[[ Data for this exercise, beginning ]]

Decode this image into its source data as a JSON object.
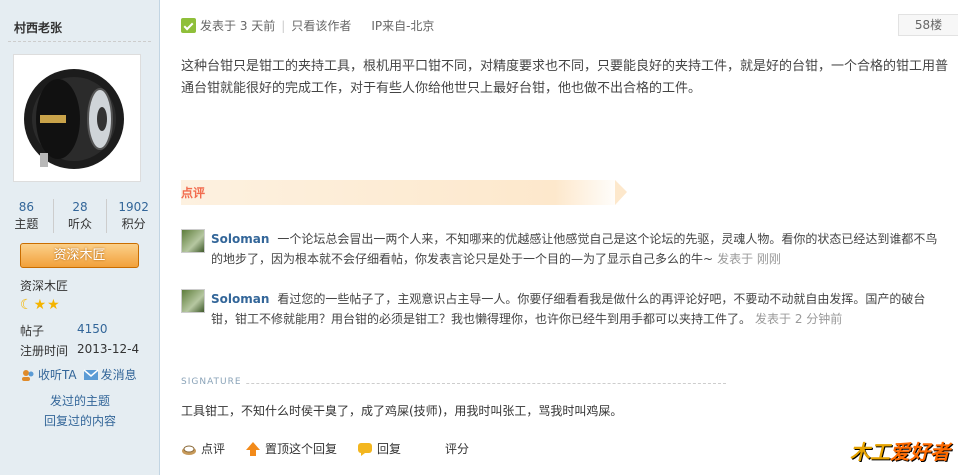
{
  "author": {
    "name": "村西老张",
    "stats": [
      {
        "num": "86",
        "label": "主题"
      },
      {
        "num": "28",
        "label": "听众"
      },
      {
        "num": "1902",
        "label": "积分"
      }
    ],
    "rank_button": "资深木匠",
    "rank_name": "资深木匠",
    "info": [
      {
        "key": "帖子",
        "value": "4150"
      },
      {
        "key": "注册时间",
        "value": "2013-12-4"
      }
    ],
    "actions": {
      "follow": "收听TA",
      "message": "发消息"
    },
    "links": [
      "发过的主题",
      "回复过的内容"
    ]
  },
  "post": {
    "meta": {
      "posted": "发表于 3 天前",
      "only_author": "只看该作者",
      "ip": "IP来自-北京"
    },
    "floor": "58楼",
    "content": "这种台钳只是钳工的夹持工具，根机用平口钳不同，对精度要求也不同，只要能良好的夹持工件，就是好的台钳，一个合格的钳工用普通台钳就能很好的完成工作，对于有些人你给他世只上最好台钳，他也做不出合格的工件。",
    "review_title": "点评",
    "comments": [
      {
        "user": "Soloman",
        "text": "一个论坛总会冒出一两个人来，不知哪来的优越感让他感觉自己是这个论坛的先驱，灵魂人物。看你的状态已经达到谁都不鸟的地步了，因为根本就不会仔细看帖，你发表言论只是处于一个目的—为了显示自己多么的牛~",
        "time": "发表于 刚刚"
      },
      {
        "user": "Soloman",
        "text": "看过您的一些帖子了，主观意识占主导一人。你要仔细看看我是做什么的再评论好吧，不要动不动就自由发挥。国产的破台钳，钳工不修就能用？用台钳的必须是钳工？我也懒得理你，也许你已经牛到用手都可以夹持工件了。",
        "time": "发表于 2 分钟前"
      }
    ],
    "signature_label": "SIGNATURE",
    "signature": "工具钳工，不知什么时侯干臭了，成了鸡屎(技师)，用我时叫张工，骂我时叫鸡屎。",
    "footer": {
      "review": "点评",
      "top": "置顶这个回复",
      "reply": "回复",
      "rate": "评分"
    },
    "logo": {
      "part1": "木工",
      "part2": "爱好者"
    }
  },
  "colors": {
    "link": "#336699",
    "sidebar": "#e5edf2",
    "review": "#f26c4f"
  }
}
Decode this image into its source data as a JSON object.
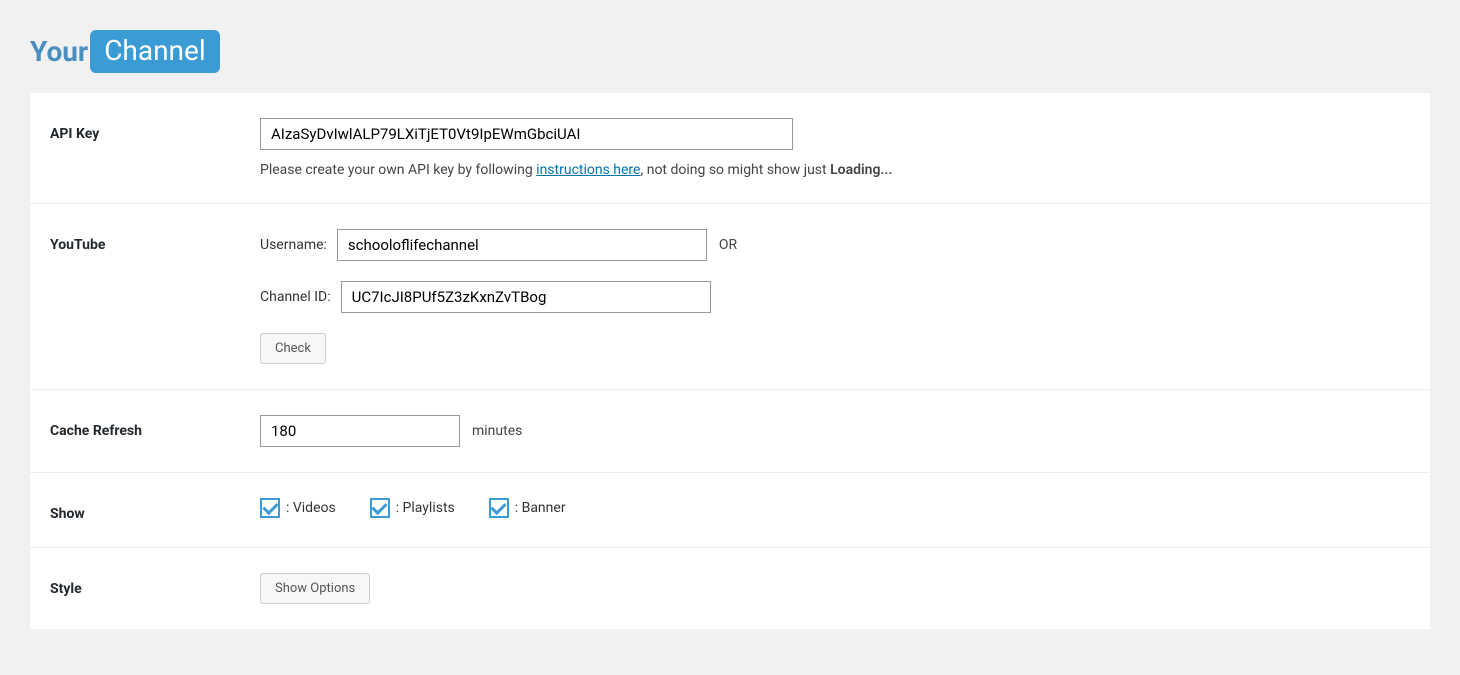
{
  "logo": {
    "your": "Your",
    "channel": "Channel"
  },
  "apiKey": {
    "label": "API Key",
    "value": "AIzaSyDvIwlALP79LXiTjET0Vt9IpEWmGbciUAI",
    "help_pre": "Please create your own API key by following ",
    "help_link": "instructions here",
    "help_mid": ", not doing so might show just ",
    "help_strong": "Loading..."
  },
  "youtube": {
    "label": "YouTube",
    "username_label": "Username:",
    "username_value": "schooloflifechannel",
    "or": "OR",
    "channel_id_label": "Channel ID:",
    "channel_id_value": "UC7IcJI8PUf5Z3zKxnZvTBog",
    "check_button": "Check"
  },
  "cache": {
    "label": "Cache Refresh",
    "value": "180",
    "unit": "minutes"
  },
  "show": {
    "label": "Show",
    "videos": ": Videos",
    "playlists": ": Playlists",
    "banner": ": Banner"
  },
  "style": {
    "label": "Style",
    "button": "Show Options"
  }
}
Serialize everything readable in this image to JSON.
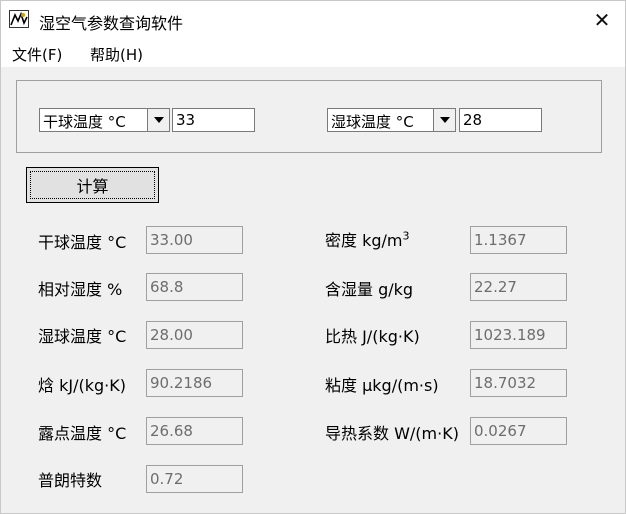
{
  "window": {
    "title": "湿空气参数查询软件",
    "close_glyph": "✕"
  },
  "menu": {
    "file": "文件(F)",
    "help": "帮助(H)"
  },
  "input": {
    "param1_selected": "干球温度 °C",
    "param1_value": "33",
    "param2_selected": "湿球温度 °C",
    "param2_value": "28"
  },
  "calc_button": "计算",
  "results": {
    "dry_bulb": {
      "label": "干球温度 °C",
      "value": "33.00"
    },
    "relative_humidity": {
      "label": "相对湿度 %",
      "value": "68.8"
    },
    "wet_bulb": {
      "label": "湿球温度 °C",
      "value": "28.00"
    },
    "enthalpy": {
      "label": "焓 kJ/(kg·K)",
      "value": "90.2186"
    },
    "dew_point": {
      "label": "露点温度 °C",
      "value": "26.68"
    },
    "prandtl": {
      "label": "普朗特数",
      "value": "0.72"
    },
    "density": {
      "label": "密度 kg/m",
      "label_sup": "3",
      "value": "1.1367"
    },
    "moisture_content": {
      "label": "含湿量 g/kg",
      "value": "22.27"
    },
    "specific_heat": {
      "label": "比热 J/(kg·K)",
      "value": "1023.189"
    },
    "viscosity": {
      "label": "粘度 μkg/(m·s)",
      "value": "18.7032"
    },
    "thermal_conductivity": {
      "label": "导热系数 W/(m·K)",
      "value": "0.0267"
    }
  },
  "icons": {
    "app": "app-icon",
    "close": "close-icon",
    "dropdown": "chevron-down-icon"
  }
}
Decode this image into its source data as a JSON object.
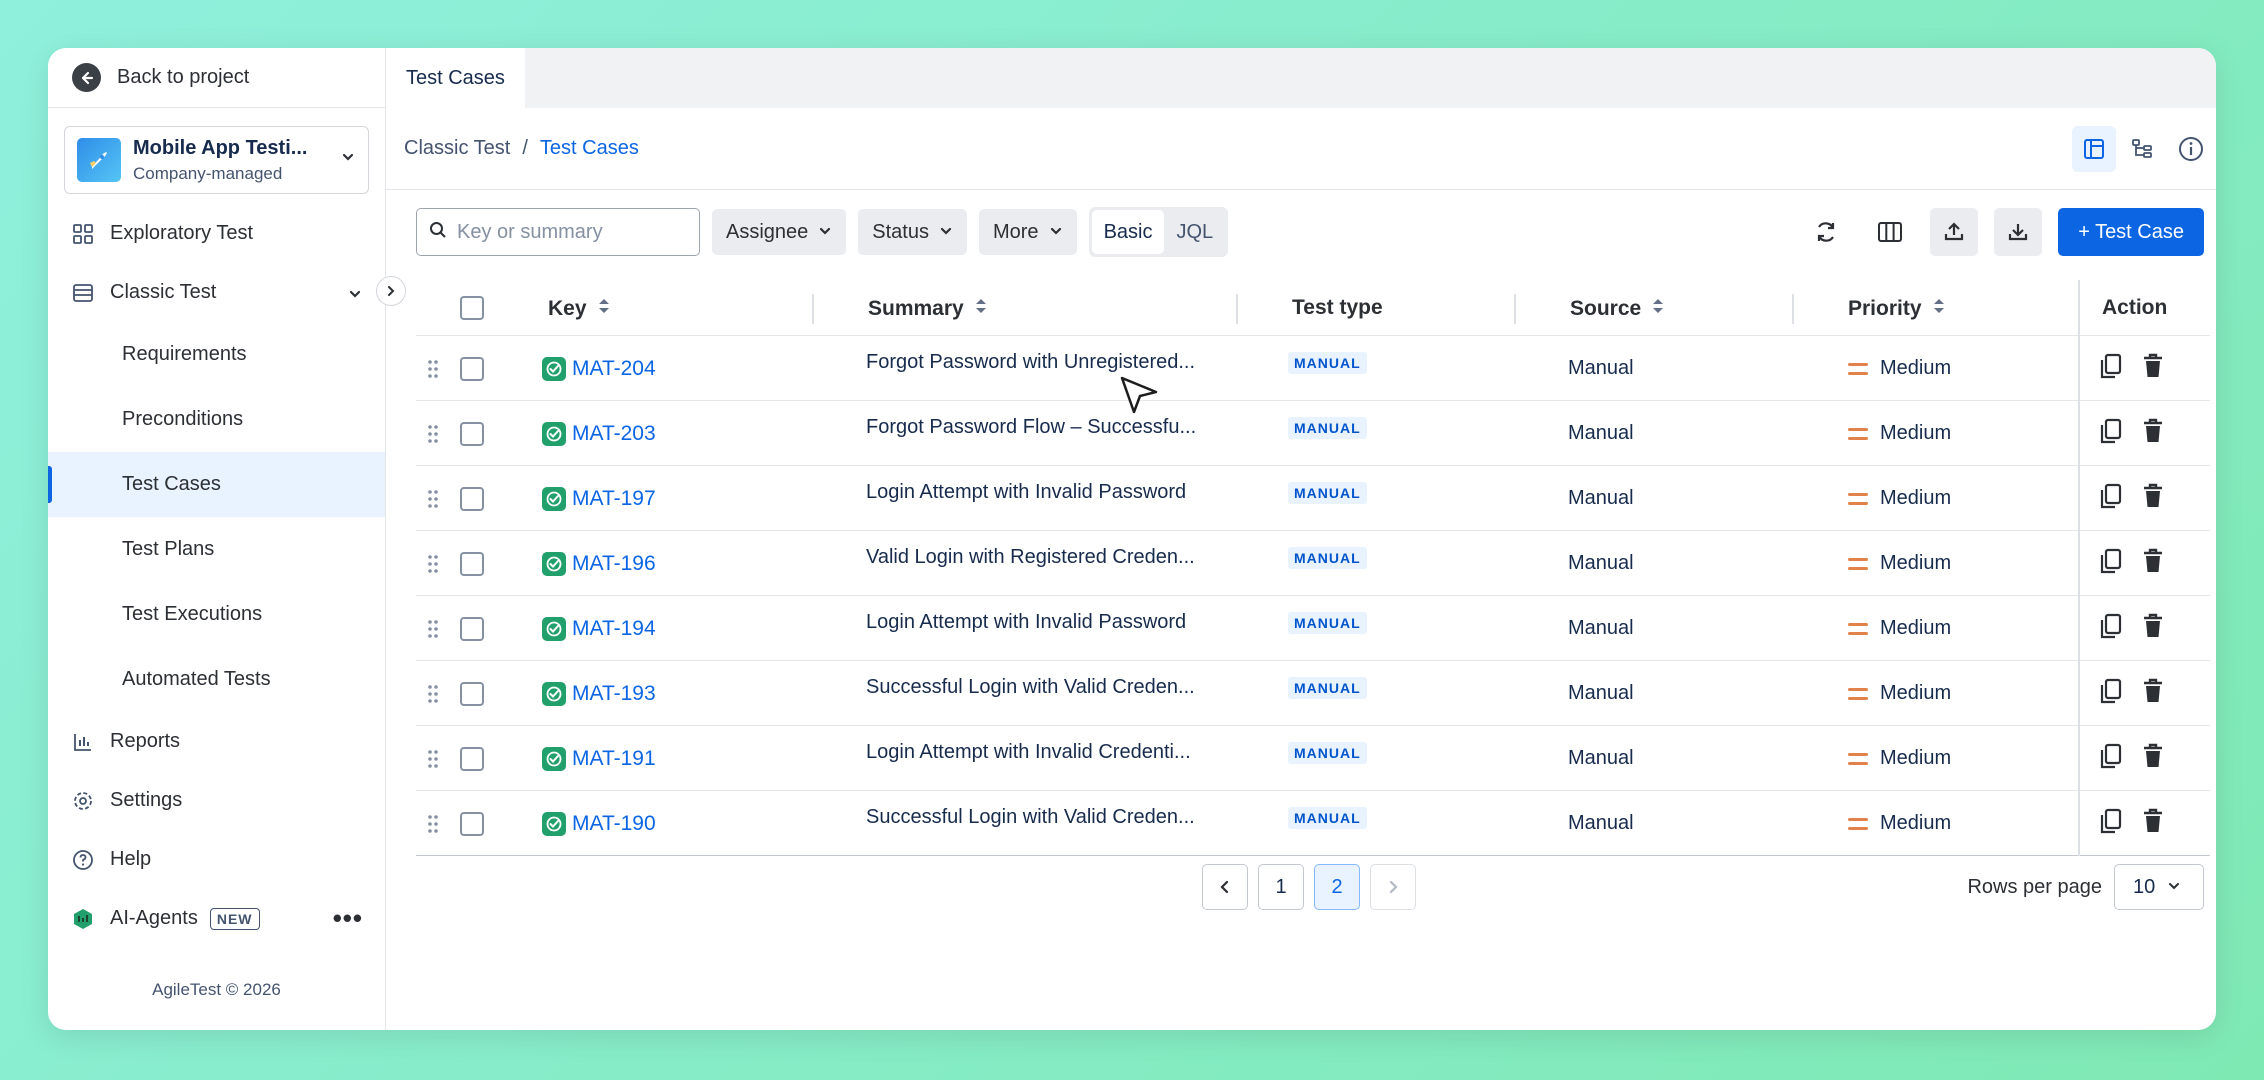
{
  "sidebar": {
    "back_label": "Back to project",
    "project": {
      "name": "Mobile App Testi...",
      "type": "Company-managed"
    },
    "items": [
      {
        "label": "Exploratory Test",
        "icon": "grid-icon"
      },
      {
        "label": "Classic Test",
        "icon": "list-icon"
      },
      {
        "label": "Reports",
        "icon": "chart-icon"
      },
      {
        "label": "Settings",
        "icon": "gear-icon"
      },
      {
        "label": "Help",
        "icon": "help-icon"
      },
      {
        "label": "AI-Agents",
        "icon": "agent-icon",
        "badge": "NEW"
      }
    ],
    "sub_items": [
      {
        "label": "Requirements"
      },
      {
        "label": "Preconditions"
      },
      {
        "label": "Test Cases",
        "active": true
      },
      {
        "label": "Test Plans"
      },
      {
        "label": "Test Executions"
      },
      {
        "label": "Automated Tests"
      }
    ],
    "copyright": "AgileTest © 2026"
  },
  "tabs": {
    "active": "Test Cases"
  },
  "breadcrumb": {
    "parent": "Classic Test",
    "separator": "/",
    "current": "Test Cases"
  },
  "toolbar": {
    "search_placeholder": "Key or summary",
    "filters": [
      "Assignee",
      "Status",
      "More"
    ],
    "mode": {
      "basic": "Basic",
      "jql": "JQL",
      "selected": "Basic"
    },
    "add_button": "+ Test Case"
  },
  "table": {
    "headers": {
      "key": "Key",
      "summary": "Summary",
      "test_type": "Test type",
      "source": "Source",
      "priority": "Priority",
      "action": "Action"
    },
    "rows": [
      {
        "key": "MAT-204",
        "summary": "Forgot Password with Unregistered...",
        "type": "MANUAL",
        "source": "Manual",
        "priority": "Medium"
      },
      {
        "key": "MAT-203",
        "summary": "Forgot Password Flow – Successfu...",
        "type": "MANUAL",
        "source": "Manual",
        "priority": "Medium"
      },
      {
        "key": "MAT-197",
        "summary": "Login Attempt with Invalid Password",
        "type": "MANUAL",
        "source": "Manual",
        "priority": "Medium"
      },
      {
        "key": "MAT-196",
        "summary": "Valid Login with Registered Creden...",
        "type": "MANUAL",
        "source": "Manual",
        "priority": "Medium"
      },
      {
        "key": "MAT-194",
        "summary": "Login Attempt with Invalid Password",
        "type": "MANUAL",
        "source": "Manual",
        "priority": "Medium"
      },
      {
        "key": "MAT-193",
        "summary": "Successful Login with Valid Creden...",
        "type": "MANUAL",
        "source": "Manual",
        "priority": "Medium"
      },
      {
        "key": "MAT-191",
        "summary": "Login Attempt with Invalid Credenti...",
        "type": "MANUAL",
        "source": "Manual",
        "priority": "Medium"
      },
      {
        "key": "MAT-190",
        "summary": "Successful Login with Valid Creden...",
        "type": "MANUAL",
        "source": "Manual",
        "priority": "Medium"
      }
    ]
  },
  "pagination": {
    "pages": [
      "1",
      "2"
    ],
    "current": "2",
    "rows_label": "Rows per page",
    "rows_value": "10"
  },
  "colors": {
    "accent": "#0c66e4",
    "test_icon": "#22a06b",
    "priority_medium": "#e2824a"
  }
}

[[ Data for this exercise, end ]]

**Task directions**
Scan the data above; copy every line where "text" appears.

**Answer area**
        "text": "一个论坛总会冒出一两个人来，不知哪来的优越感让他感觉自己是这个论坛的先驱，灵魂人物。看你的状态已经达到谁都不鸟的地步了，因为根本就不会仔细看帖，你发表言论只是处于一个目的—为了显示自己多么的牛~",
        "text": "看过您的一些帖子了，主观意识占主导一人。你要仔细看看我是做什么的再评论好吧，不要动不动就自由发挥。国产的破台钳，钳工不修就能用？用台钳的必须是钳工？我也懒得理你，也许你已经牛到用手都可以夹持工件了。",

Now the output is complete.